Mohamed Salah has had to continually adjust to low blocks, wider starting positions, multiple defenders marking him and a stuttering supply line from an often workmanlike midfield, which again refers back to what we hope to see from Thiago this term. Salah’s genius has consistently allowed him to prosper, with his performance level consistently high. His physical attributes align with his attitude, in that they are always what is needed, and dependant on no single attribute. Mo Salah does not solely rely on his burst or pace (as many assume), and can take games away from teams in the tightest of spaces. His in game intelligence is phenomenal, and his injury record on point. Mo is much like Cristiano Ronaldo, in that his physical conditioning is always at a high level, and is therefore rarely injured.
With teams strategies likely to adjust over the coming years (and players becoming more and more protected), Salah’s varied ability and physical conditioning could see his own performance peak sustain for years to come.
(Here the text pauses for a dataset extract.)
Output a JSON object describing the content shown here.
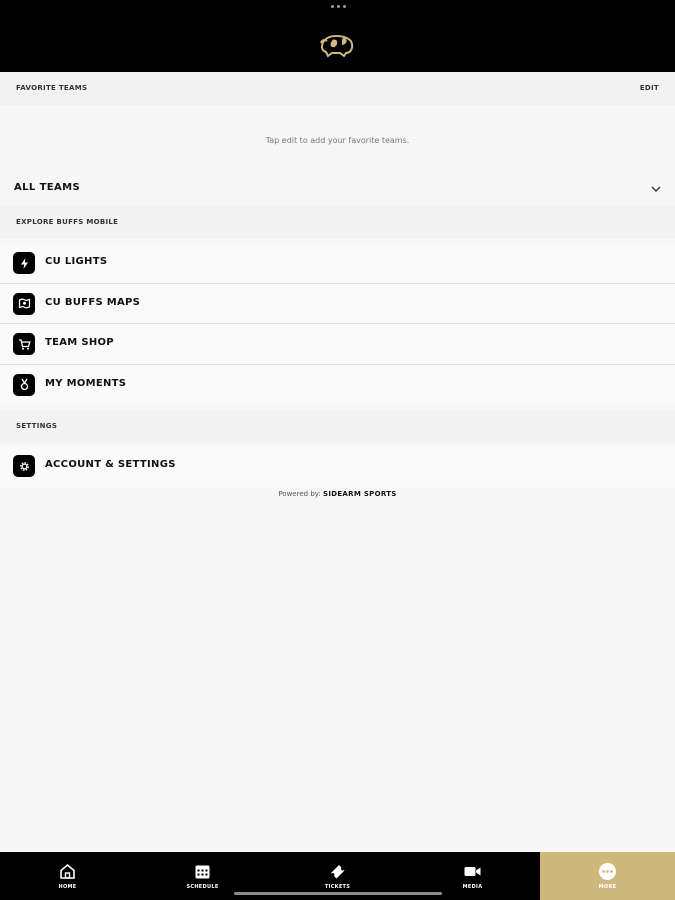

With adjustments and tinkering in the Liverpool system inevitably on the horizon, Mo could well find himself moved into an even more creative role. When players like Salah are unearthed, sometimes you simply have to adjust the team to that suit that man, it’s that simple. When Liverpool started to encounter low blocks week on week, Klopp chose to bring in the deep lying productivity of Thiago Alcantara, and I believe the system will finally be able to adjust this season to suit Thiago’s magnificent game, as it should.
No one man is bigger than Liverpool FC, but it is certain men like Virgil Van Dijk, Alisson Becker, Trent Alexander Arnold, Fabinho, Thiago, Sadio Mane and Mohamed Salah that make this team truly elite. They should be respected, cherished and most importantly, retained. We have seen vital contracts rolled out recently, and if Salah’s new deal were to be confirmed, it would then be the managements task to adjust the side to extract the best of Mo’s game. When Virgil starts a gradual decline in a few years, the shape and line of defence will adjust to suit him, as that is simply what must happen to keep these world class players playing.
I believe we are about to see the absolute best of Mohamed Salah, and everyone around him should grab his coat tails and hang on. There is a spot at the head of the table in world football, and with Mohamed Salah being about as driven as they come, he will have his eyes firmly set on that spot and therefore the Ballon d’Or. His success will most certainly see Liverpool succeed in their attempts to retain their grip on both domestic and European football, and create a period of football brilliance.
Jurgen Klopp and Michael Edwards have to ensure Mohamed Salah commits his long term future to the club (whatever the terms), and allow this attacking leader to propel both himself and the reds to the top of world football.